TASK:
Find how many lines in the material below contain the word "JSON" and give only that number.

[PROVIDED INFORMATION]

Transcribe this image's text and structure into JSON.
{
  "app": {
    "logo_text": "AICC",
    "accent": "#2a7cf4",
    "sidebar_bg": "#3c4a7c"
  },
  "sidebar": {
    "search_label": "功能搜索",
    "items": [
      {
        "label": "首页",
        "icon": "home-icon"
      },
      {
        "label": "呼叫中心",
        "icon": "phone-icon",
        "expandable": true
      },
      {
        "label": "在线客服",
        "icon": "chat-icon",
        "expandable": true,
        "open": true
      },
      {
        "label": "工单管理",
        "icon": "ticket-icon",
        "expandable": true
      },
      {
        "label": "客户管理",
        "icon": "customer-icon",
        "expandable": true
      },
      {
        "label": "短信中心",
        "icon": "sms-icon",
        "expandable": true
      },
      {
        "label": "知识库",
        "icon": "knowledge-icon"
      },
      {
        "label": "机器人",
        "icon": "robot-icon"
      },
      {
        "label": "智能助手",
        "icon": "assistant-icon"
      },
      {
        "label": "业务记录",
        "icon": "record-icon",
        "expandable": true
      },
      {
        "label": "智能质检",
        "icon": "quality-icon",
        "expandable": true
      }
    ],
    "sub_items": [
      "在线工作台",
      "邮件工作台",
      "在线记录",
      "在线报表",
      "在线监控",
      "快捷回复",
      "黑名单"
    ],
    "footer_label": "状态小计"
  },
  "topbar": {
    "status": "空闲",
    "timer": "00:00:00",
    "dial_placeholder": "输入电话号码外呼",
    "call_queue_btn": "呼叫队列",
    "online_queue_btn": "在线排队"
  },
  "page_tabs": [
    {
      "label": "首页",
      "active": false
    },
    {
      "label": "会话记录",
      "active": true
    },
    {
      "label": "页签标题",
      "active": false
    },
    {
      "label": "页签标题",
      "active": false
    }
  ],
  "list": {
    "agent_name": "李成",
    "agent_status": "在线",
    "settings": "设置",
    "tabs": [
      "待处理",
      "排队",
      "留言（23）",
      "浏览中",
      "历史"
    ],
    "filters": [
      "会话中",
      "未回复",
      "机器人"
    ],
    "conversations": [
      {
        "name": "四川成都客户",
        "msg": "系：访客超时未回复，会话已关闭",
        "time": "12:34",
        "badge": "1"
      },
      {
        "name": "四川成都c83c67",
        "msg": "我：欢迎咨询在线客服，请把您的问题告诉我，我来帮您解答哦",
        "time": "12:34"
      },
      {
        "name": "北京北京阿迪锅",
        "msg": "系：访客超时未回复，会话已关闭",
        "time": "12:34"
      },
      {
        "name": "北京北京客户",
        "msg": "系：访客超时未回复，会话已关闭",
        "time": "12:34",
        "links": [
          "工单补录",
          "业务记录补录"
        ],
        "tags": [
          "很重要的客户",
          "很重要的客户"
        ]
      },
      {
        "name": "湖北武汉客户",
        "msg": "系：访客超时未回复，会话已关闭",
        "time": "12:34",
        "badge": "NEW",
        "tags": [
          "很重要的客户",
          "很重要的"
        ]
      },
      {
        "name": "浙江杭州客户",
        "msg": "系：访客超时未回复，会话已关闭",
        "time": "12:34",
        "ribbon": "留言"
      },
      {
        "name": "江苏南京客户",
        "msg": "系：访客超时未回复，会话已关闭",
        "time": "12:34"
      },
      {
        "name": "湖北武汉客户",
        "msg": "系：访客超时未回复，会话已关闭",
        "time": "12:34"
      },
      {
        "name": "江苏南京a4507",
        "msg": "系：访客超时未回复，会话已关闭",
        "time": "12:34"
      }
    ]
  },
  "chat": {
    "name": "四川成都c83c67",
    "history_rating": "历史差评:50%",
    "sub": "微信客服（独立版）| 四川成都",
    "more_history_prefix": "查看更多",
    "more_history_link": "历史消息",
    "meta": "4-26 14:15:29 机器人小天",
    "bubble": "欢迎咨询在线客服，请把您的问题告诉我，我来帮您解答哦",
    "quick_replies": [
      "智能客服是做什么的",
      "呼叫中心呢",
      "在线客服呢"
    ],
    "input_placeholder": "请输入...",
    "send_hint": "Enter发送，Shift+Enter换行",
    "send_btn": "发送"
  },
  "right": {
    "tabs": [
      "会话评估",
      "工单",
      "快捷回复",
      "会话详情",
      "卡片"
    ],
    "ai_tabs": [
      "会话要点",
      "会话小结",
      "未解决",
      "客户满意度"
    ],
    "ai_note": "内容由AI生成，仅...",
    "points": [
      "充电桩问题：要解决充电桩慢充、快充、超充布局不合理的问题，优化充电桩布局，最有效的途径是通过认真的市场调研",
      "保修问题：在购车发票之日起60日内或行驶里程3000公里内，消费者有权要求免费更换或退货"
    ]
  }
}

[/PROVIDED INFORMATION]
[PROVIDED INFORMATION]

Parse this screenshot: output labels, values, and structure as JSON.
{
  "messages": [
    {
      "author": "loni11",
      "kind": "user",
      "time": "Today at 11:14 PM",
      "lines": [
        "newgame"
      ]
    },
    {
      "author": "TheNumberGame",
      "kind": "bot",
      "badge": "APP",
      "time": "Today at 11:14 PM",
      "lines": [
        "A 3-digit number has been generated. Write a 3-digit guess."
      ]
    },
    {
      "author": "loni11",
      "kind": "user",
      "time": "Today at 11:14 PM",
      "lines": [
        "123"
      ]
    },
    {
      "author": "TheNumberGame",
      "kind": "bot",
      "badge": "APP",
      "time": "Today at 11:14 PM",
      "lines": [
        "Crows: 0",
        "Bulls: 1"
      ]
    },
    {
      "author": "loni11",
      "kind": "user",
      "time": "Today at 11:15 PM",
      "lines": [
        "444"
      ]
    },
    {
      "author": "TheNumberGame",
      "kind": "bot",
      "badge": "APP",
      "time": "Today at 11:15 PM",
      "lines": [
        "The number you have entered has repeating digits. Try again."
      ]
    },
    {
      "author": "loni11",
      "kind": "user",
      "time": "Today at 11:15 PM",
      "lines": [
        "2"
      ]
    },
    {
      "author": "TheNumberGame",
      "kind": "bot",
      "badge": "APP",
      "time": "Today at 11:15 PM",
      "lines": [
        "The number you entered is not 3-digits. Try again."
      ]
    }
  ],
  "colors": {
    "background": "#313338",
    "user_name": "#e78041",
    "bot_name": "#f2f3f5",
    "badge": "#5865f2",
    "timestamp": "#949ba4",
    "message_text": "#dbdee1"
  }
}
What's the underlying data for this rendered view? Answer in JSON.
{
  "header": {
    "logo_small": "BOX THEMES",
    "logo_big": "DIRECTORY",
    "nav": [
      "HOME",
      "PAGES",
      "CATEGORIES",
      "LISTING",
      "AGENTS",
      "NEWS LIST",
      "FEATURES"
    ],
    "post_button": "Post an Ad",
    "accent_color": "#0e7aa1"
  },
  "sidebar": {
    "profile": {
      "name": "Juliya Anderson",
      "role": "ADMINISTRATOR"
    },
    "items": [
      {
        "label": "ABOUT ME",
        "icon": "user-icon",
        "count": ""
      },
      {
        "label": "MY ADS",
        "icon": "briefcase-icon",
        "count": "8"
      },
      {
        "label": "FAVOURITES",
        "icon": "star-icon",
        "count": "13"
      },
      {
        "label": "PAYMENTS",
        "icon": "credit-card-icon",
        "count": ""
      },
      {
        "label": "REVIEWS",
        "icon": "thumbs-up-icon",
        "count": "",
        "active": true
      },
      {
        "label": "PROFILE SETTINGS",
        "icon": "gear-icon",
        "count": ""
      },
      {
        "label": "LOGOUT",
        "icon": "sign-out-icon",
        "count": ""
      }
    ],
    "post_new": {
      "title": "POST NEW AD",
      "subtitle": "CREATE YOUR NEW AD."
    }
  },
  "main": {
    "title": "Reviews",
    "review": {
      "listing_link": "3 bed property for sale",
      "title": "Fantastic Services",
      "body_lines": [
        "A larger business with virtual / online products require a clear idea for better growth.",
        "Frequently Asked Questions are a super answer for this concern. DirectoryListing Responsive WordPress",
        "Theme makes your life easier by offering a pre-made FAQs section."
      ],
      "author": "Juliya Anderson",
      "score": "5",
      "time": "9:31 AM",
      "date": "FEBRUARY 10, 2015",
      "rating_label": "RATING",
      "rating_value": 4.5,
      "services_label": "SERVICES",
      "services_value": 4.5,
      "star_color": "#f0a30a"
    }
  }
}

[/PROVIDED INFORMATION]
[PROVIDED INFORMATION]

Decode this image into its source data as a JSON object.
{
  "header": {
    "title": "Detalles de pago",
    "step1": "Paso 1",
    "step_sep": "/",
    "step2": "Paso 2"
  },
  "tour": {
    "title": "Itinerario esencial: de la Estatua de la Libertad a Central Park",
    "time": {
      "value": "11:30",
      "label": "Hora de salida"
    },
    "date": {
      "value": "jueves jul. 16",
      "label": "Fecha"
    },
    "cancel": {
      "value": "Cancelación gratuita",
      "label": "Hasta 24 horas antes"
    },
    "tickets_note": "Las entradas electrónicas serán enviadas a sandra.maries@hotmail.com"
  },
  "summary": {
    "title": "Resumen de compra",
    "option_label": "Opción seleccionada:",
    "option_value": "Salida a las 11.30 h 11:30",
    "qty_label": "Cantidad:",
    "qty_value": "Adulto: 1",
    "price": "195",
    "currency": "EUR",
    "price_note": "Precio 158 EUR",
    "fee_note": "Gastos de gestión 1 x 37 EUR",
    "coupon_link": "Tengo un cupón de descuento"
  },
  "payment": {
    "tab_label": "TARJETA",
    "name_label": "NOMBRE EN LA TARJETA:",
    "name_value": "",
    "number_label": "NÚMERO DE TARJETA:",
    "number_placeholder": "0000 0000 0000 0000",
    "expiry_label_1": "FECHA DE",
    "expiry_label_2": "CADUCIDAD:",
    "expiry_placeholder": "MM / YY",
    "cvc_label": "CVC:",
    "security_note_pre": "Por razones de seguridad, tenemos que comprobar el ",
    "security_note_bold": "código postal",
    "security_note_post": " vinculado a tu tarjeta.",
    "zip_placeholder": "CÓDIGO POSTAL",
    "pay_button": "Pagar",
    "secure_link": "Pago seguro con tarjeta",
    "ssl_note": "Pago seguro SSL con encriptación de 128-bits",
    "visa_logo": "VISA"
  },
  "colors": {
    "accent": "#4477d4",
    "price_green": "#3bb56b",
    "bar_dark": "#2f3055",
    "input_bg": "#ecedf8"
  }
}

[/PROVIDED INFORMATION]

ANSWER FOR THIS EXERCISE:
4